### Assigned task:
Pick out all lines with the word "Ergebnisse" from the records that follow.
* * * * * * *
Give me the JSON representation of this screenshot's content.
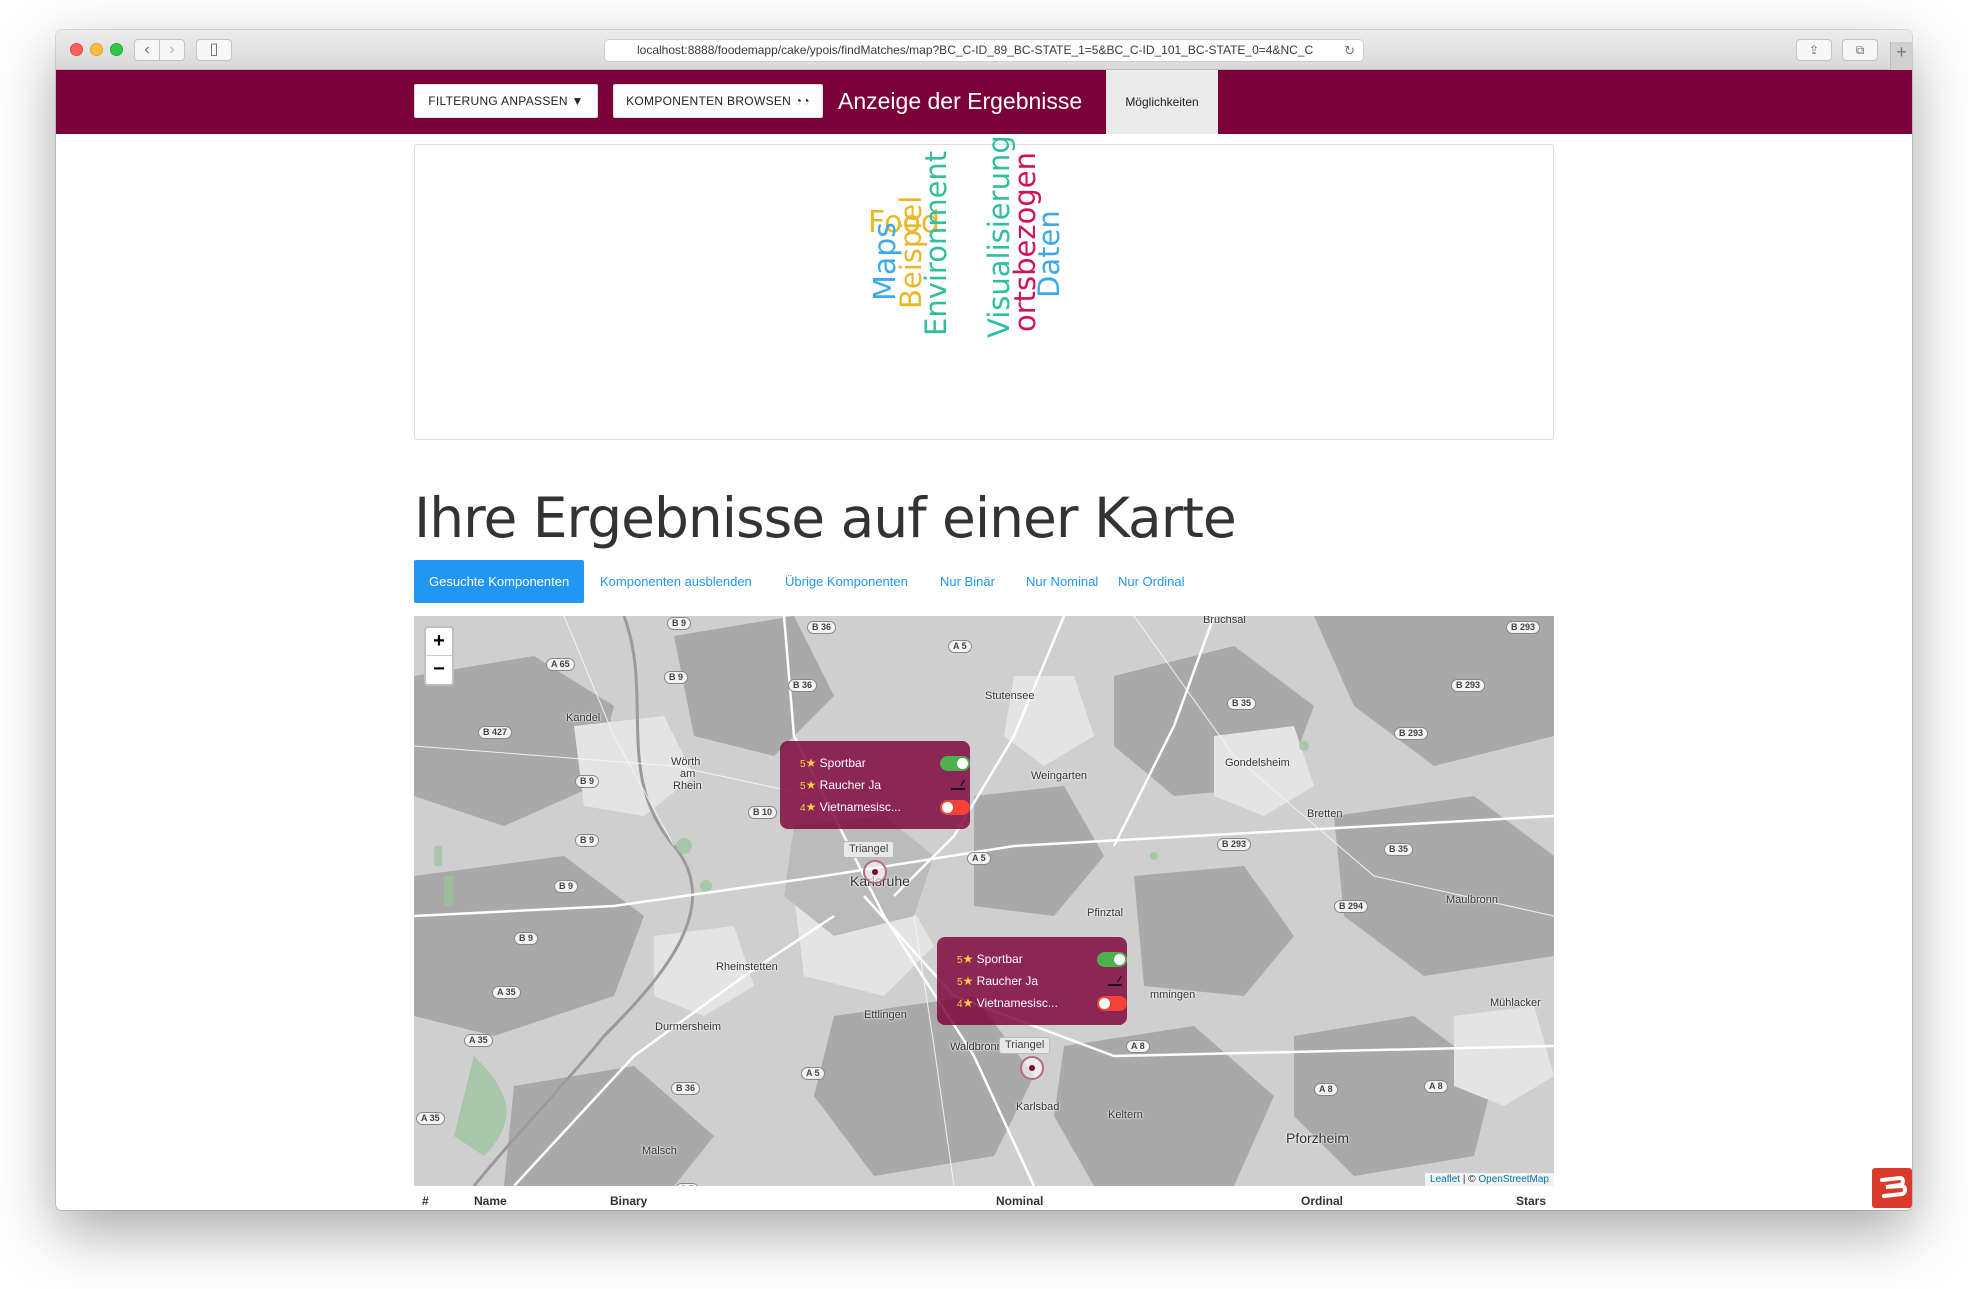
{
  "browser": {
    "url": "localhost:8888/foodemapp/cake/ypois/findMatches/map?BC_C-ID_89_BC-STATE_1=5&BC_C-ID_101_BC-STATE_0=4&NC_C"
  },
  "header": {
    "filter_button": "FILTERUNG ANPASSEN",
    "browse_button": "KOMPONENTEN BROWSEN",
    "title": "Anzeige der Ergebnisse",
    "tab": "Möglichkeiten"
  },
  "word_cloud": {
    "words": [
      "Food",
      "Maps",
      "Beispiel",
      "Environment",
      "Visualisierung",
      "ortsbezogen",
      "Daten"
    ]
  },
  "results": {
    "heading": "Ihre Ergebnisse auf einer Karte",
    "pills": [
      "Gesuchte Komponenten",
      "Komponenten ausblenden",
      "Übrige Komponenten",
      "Nur Binär",
      "Nur Nominal",
      "Nur Ordinal"
    ]
  },
  "map": {
    "zoom_in": "+",
    "zoom_out": "−",
    "attribution_leaflet": "Leaflet",
    "attribution_sep": " | © ",
    "attribution_osm": "OpenStreetMap",
    "places": [
      "Bruchsal",
      "Stutensee",
      "Kandel",
      "Wörth",
      "am",
      "Rhein",
      "Weingarten",
      "Gondelsheim",
      "Bretten",
      "Karlsruhe",
      "Pfinztal",
      "Maulbronn",
      "Rheinstetten",
      "Ettlingen",
      "Durmersheim",
      "Waldbronn",
      "Karlsbad",
      "Keltern",
      "Pforzheim",
      "Mühlacker",
      "Malsch",
      "mmingen"
    ],
    "roads": [
      "B 9",
      "B 36",
      "A 5",
      "B 293",
      "A 65",
      "B 9",
      "B 36",
      "B 293",
      "B 427",
      "B 35",
      "B 293",
      "B 9",
      "B 10",
      "B 9",
      "A 5",
      "B 293",
      "B 35",
      "B 9",
      "B 294",
      "B 9",
      "A 35",
      "A 35",
      "A 8",
      "A 5",
      "B 36",
      "A 8",
      "A 8",
      "A 35",
      "A 5"
    ],
    "popups": [
      {
        "label": "Triangel",
        "rows": [
          {
            "rank": "5",
            "name": "Sportbar",
            "state": "on"
          },
          {
            "rank": "5",
            "name": "Raucher Ja",
            "state": "smoke"
          },
          {
            "rank": "4",
            "name": "Vietnamesisc...",
            "state": "off"
          }
        ]
      },
      {
        "label": "Triangel",
        "rows": [
          {
            "rank": "5",
            "name": "Sportbar",
            "state": "on"
          },
          {
            "rank": "5",
            "name": "Raucher Ja",
            "state": "smoke"
          },
          {
            "rank": "4",
            "name": "Vietnamesisc...",
            "state": "off"
          }
        ]
      }
    ]
  },
  "table": {
    "columns": [
      "#",
      "Name",
      "Binary",
      "Nominal",
      "Ordinal",
      "Stars"
    ]
  },
  "colors": {
    "brand": "#7c0038",
    "accent": "#2196f3"
  }
}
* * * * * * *
### Output below:
    "title": "Anzeige der Ergebnisse",
    "heading": "Ihre Ergebnisse auf einer Karte",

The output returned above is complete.